(Component data from apps and pages)
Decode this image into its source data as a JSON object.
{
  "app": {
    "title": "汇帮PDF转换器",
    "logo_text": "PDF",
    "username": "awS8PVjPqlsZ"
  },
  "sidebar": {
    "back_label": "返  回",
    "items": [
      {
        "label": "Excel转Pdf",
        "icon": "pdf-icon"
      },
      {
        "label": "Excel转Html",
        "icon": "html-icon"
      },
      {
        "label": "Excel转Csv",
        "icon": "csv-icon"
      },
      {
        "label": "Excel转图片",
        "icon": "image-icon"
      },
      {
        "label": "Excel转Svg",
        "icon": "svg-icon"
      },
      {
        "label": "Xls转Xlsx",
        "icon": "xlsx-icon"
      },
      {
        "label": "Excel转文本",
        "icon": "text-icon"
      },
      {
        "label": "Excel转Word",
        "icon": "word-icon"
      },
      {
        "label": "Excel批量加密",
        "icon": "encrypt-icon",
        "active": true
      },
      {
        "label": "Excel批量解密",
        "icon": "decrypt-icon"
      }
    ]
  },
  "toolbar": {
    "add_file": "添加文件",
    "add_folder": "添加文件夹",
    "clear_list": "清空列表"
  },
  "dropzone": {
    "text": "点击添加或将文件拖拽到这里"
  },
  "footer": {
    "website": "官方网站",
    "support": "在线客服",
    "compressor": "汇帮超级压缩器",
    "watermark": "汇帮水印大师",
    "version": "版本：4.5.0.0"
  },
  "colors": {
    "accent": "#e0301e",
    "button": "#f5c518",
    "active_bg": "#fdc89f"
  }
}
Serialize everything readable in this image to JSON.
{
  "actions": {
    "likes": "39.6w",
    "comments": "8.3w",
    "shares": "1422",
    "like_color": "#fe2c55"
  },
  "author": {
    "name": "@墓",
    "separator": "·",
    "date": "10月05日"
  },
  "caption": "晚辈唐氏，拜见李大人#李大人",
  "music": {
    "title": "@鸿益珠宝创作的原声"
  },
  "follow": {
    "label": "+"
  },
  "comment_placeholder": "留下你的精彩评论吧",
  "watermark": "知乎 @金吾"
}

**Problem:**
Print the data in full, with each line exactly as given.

**Output of the task:**
Decode this image into its source data as a JSON object.
{
  "app": {
    "title": "汇帮PDF转换器",
    "logo_text": "PDF",
    "username": "awS8PVjPqlsZ"
  },
  "sidebar": {
    "back_label": "返  回",
    "items": [
      {
        "label": "Excel转Pdf",
        "icon": "pdf-icon"
      },
      {
        "label": "Excel转Html",
        "icon": "html-icon"
      },
      {
        "label": "Excel转Csv",
        "icon": "csv-icon"
      },
      {
        "label": "Excel转图片",
        "icon": "image-icon"
      },
      {
        "label": "Excel转Svg",
        "icon": "svg-icon"
      },
      {
        "label": "Xls转Xlsx",
        "icon": "xlsx-icon"
      },
      {
        "label": "Excel转文本",
        "icon": "text-icon"
      },
      {
        "label": "Excel转Word",
        "icon": "word-icon"
      },
      {
        "label": "Excel批量加密",
        "icon": "encrypt-icon",
        "active": true
      },
      {
        "label": "Excel批量解密",
        "icon": "decrypt-icon"
      }
    ]
  },
  "toolbar": {
    "add_file": "添加文件",
    "add_folder": "添加文件夹",
    "clear_list": "清空列表"
  },
  "dropzone": {
    "text": "点击添加或将文件拖拽到这里"
  },
  "footer": {
    "website": "官方网站",
    "support": "在线客服",
    "compressor": "汇帮超级压缩器",
    "watermark": "汇帮水印大师",
    "version": "版本：4.5.0.0"
  },
  "colors": {
    "accent": "#e0301e",
    "button": "#f5c518",
    "active_bg": "#fdc89f"
  }
}
Serialize everything readable in this image to JSON.
{
  "actions": {
    "likes": "39.6w",
    "comments": "8.3w",
    "shares": "1422",
    "like_color": "#fe2c55"
  },
  "author": {
    "name": "@墓",
    "separator": "·",
    "date": "10月05日"
  },
  "caption": "晚辈唐氏，拜见李大人#李大人",
  "music": {
    "title": "@鸿益珠宝创作的原声"
  },
  "follow": {
    "label": "+"
  },
  "comment_placeholder": "留下你的精彩评论吧",
  "watermark": "知乎 @金吾"
}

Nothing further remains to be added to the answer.